* Work to complete *
Would you copy all lines in the data that contain the word "paper"?

── Data excerpts

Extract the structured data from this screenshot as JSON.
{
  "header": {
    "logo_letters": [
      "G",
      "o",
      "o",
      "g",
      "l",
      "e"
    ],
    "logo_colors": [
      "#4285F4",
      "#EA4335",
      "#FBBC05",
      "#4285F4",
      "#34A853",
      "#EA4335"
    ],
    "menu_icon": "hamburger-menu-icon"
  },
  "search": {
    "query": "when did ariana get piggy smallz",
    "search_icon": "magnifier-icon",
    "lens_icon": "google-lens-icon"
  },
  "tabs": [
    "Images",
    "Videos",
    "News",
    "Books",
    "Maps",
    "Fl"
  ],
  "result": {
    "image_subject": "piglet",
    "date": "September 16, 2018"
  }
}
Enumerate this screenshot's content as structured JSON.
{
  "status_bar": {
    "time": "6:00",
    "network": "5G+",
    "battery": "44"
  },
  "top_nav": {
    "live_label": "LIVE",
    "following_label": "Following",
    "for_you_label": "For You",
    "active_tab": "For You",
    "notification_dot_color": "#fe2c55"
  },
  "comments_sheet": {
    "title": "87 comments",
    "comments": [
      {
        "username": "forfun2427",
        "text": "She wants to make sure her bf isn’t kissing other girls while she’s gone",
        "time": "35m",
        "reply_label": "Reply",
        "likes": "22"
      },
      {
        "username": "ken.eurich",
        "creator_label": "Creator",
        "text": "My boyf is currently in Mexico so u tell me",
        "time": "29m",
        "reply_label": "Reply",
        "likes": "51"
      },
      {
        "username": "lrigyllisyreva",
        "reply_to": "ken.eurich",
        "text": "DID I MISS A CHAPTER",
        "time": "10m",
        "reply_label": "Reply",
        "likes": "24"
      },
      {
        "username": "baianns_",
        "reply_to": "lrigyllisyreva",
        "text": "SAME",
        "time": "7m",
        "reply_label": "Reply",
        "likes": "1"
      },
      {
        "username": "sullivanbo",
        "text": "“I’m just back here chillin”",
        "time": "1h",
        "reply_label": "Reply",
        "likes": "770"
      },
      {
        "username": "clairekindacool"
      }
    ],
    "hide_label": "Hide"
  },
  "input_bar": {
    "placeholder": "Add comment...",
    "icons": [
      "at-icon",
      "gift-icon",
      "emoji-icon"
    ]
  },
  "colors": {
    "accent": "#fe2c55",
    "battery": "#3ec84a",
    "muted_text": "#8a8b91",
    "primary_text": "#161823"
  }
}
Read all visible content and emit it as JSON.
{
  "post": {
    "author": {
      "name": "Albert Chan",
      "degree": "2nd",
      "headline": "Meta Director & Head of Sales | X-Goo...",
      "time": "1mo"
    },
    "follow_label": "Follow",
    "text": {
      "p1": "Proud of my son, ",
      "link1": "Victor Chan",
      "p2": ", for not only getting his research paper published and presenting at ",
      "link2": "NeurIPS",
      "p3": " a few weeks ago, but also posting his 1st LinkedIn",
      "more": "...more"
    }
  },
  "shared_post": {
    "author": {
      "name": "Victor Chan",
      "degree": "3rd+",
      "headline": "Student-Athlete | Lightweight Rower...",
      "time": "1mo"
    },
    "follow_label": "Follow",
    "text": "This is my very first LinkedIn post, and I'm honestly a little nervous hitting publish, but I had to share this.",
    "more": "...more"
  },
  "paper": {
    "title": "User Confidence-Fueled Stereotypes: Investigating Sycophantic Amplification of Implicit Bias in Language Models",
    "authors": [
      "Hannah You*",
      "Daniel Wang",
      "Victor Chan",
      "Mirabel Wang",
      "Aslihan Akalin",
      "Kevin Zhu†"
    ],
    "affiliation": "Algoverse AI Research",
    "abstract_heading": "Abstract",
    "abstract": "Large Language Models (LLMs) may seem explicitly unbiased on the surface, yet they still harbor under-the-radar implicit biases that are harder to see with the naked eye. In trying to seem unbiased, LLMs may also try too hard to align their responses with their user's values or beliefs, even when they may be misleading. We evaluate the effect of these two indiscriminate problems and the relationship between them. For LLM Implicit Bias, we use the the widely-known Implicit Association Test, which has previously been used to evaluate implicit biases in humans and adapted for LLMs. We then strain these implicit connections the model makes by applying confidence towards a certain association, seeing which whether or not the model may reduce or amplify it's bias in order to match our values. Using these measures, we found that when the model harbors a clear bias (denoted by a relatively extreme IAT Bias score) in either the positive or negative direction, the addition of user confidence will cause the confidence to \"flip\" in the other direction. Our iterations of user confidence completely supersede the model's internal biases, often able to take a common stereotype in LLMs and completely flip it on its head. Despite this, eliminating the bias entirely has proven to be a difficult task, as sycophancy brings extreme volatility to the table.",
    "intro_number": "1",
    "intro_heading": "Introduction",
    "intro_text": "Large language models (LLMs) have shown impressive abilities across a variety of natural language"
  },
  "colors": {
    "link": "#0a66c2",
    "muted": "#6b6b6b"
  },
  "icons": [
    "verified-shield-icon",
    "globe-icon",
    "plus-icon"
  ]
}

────

* Reply *
      "p2": ", for not only getting his research paper published and presenting at ",
  "paper": {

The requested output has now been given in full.